By Allan Woods
Thu., Sept. 29, 2016
MONTREAL—Iranian-Canadian university professor Homa Hoodfar has returned to Montreal, bringing an end to her detention in a Tehran prison that sparked international condemnation.
“It’s is wonderful to be home and united with family and friends again. I’ve had a bitter seven months and the detention has really left me weak and tired,” Hoodfar, 65, told reporters at the Montreal airport Thursday morning.
The Concordia University anthropology and sociology professor had been detained since June 6 in Tehran’s Evin Prison, where political prisoners are normally held. She traveled to Iran in February to see family and do academic research but was arrested in March, just as she was set to return to Montreal. She was released on bail and then rearrested in early June.

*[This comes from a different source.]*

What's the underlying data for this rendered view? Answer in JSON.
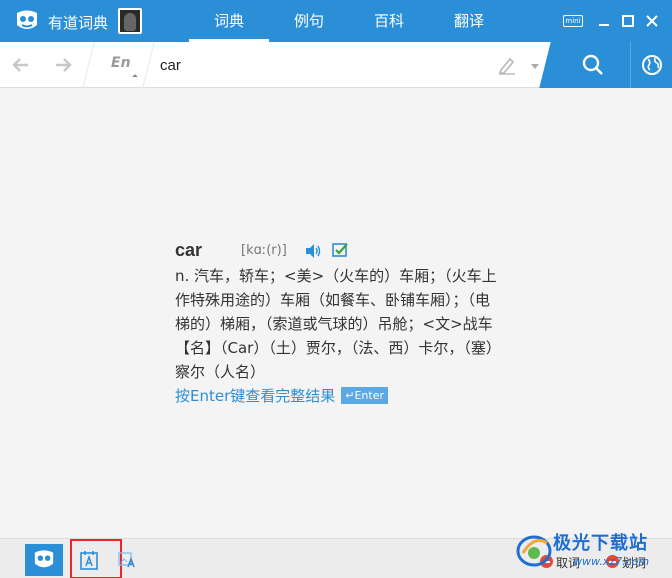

It is not known what Hoodfar was suspected of having done, but her family has said they believe it was related to her research into feminism in Iran.
While she avoided answering any questions about the details or conditions of her captivity, Hoodfar said the hardest thing was being cut off from the world and from friends and family. She also suffered health problems related to a neurological disease that causes muscle weakness.
While she believed that people on the outside would be working for her release from custody, she did not know of the international campaigns by academics, human rights groups and governments to secure her release.
Even when she was told in the last few days to prepare for her release, she doubted it, she said.
“In Iran, nothing is complete until it is complete.”
“I didn’t feel I would be released until I was in the jet,”
She thanked the government of Oman in particular, saying that the country was “instrumental in my release.” She also thanked Iranian officials who “facilitated” her release, adding that the process was “more difficult than you can imagine.”
Draped elegantly in a peach-coloured pashmina, pearls and dark red lipstick, Hoodfar betrayed no hint of the psychological stress or physical ailments she has been coping with. She said she was sad to have missed the summer in Montreal — her favourite season — and was eager to soak in her home town before fall turns to winter.
“I miss the fact that this summer I didn’t have my geraniums.”
“It is wonderful to feel that you are in a place where you feel secure,” she said, adding that she has no plans to return to her native country.
“I think for a while I’m going to stay in Montreal.”
— With a file from Canadian Press